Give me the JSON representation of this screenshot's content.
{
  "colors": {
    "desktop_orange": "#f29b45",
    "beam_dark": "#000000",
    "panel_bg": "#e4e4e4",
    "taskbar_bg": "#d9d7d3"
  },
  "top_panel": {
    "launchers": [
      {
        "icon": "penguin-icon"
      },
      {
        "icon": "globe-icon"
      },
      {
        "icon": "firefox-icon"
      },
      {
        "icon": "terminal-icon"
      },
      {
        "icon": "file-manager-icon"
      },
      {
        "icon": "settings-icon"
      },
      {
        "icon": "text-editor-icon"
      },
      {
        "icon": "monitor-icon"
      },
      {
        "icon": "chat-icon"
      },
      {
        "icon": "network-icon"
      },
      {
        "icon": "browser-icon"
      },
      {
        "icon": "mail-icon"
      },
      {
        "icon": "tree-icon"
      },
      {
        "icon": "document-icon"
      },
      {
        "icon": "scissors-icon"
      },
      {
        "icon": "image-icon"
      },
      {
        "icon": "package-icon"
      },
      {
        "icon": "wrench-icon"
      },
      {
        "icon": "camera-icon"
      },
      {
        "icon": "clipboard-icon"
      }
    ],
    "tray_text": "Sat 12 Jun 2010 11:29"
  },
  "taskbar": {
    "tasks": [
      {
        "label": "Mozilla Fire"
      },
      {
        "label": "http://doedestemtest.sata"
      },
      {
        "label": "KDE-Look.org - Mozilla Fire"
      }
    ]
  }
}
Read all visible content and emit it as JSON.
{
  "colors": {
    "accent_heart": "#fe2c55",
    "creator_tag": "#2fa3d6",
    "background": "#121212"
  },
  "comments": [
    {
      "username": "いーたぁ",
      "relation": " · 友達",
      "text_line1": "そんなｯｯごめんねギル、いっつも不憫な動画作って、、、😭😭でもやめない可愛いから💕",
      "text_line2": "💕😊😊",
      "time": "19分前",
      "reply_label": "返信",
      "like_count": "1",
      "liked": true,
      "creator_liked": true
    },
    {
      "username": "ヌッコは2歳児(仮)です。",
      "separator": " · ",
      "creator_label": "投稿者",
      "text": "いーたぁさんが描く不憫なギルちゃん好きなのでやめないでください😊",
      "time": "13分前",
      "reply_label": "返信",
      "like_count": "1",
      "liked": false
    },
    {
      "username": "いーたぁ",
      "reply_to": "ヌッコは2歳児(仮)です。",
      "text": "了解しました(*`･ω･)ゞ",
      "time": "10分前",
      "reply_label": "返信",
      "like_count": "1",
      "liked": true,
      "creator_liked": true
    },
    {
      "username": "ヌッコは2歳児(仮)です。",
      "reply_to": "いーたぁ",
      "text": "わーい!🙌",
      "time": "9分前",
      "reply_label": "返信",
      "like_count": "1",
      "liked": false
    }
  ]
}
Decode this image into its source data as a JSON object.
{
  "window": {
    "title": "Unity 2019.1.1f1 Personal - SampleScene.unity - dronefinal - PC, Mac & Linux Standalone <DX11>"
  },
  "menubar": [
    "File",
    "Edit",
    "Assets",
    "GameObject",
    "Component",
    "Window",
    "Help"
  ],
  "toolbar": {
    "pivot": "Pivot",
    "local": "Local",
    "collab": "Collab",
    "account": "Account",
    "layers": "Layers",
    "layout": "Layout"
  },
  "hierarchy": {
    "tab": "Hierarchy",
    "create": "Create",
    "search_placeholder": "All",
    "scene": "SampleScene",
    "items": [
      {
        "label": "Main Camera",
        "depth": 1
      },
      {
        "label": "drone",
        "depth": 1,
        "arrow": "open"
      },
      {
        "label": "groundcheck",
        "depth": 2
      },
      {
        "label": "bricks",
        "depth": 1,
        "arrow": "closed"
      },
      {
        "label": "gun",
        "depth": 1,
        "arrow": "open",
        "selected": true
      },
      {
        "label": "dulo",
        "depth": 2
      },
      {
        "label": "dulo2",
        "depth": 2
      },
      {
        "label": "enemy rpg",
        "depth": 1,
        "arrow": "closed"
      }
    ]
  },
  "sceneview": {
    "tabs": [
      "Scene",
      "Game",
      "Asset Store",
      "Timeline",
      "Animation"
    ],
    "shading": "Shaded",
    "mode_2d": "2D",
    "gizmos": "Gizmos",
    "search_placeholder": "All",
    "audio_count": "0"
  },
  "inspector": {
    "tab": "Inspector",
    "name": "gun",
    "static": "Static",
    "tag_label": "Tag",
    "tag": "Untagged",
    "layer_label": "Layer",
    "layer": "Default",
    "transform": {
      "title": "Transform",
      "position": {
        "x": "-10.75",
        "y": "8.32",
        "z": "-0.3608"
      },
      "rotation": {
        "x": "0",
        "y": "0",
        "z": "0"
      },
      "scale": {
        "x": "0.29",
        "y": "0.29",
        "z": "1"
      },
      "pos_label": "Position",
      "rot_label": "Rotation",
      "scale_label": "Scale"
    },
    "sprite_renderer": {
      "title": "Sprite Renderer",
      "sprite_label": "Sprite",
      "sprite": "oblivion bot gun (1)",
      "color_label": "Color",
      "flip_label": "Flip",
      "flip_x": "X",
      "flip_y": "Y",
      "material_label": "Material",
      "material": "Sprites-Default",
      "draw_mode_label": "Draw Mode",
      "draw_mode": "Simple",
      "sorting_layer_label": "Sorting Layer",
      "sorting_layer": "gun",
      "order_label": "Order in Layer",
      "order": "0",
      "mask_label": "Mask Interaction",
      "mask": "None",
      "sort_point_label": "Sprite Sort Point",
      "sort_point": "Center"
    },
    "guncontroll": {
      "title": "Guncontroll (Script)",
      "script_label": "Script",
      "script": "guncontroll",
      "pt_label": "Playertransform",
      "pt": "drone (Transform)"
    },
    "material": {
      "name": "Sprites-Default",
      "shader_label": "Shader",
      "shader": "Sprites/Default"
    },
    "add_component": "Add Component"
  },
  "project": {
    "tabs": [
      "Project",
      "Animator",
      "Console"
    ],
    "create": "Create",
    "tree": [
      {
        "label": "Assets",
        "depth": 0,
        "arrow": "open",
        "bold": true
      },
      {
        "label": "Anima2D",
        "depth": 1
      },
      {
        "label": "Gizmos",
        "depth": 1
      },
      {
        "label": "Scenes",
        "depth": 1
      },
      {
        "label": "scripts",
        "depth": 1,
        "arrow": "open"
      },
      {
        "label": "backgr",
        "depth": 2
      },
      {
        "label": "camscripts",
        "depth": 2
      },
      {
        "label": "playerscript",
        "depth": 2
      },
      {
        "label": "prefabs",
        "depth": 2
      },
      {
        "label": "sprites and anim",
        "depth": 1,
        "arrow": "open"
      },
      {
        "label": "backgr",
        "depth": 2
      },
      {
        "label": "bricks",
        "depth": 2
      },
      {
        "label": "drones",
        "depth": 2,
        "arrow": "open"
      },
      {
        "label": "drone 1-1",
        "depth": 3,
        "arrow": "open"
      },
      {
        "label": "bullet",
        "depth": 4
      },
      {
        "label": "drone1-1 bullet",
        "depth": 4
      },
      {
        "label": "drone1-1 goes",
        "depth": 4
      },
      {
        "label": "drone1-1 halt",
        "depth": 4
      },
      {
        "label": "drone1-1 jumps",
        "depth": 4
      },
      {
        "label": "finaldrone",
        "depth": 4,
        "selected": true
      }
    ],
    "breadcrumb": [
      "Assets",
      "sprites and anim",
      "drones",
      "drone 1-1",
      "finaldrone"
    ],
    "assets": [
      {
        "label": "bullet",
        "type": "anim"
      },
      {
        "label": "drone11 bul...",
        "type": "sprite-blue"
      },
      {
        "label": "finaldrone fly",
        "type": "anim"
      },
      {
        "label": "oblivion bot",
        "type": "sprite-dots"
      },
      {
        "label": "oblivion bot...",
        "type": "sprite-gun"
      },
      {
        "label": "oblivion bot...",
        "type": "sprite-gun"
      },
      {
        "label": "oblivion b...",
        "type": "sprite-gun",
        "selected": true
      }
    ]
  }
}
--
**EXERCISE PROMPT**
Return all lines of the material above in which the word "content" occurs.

**RESULT FOR THIS TASK**
Give me the JSON representation of this screenshot's content.
Read all visible content and emit it as JSON.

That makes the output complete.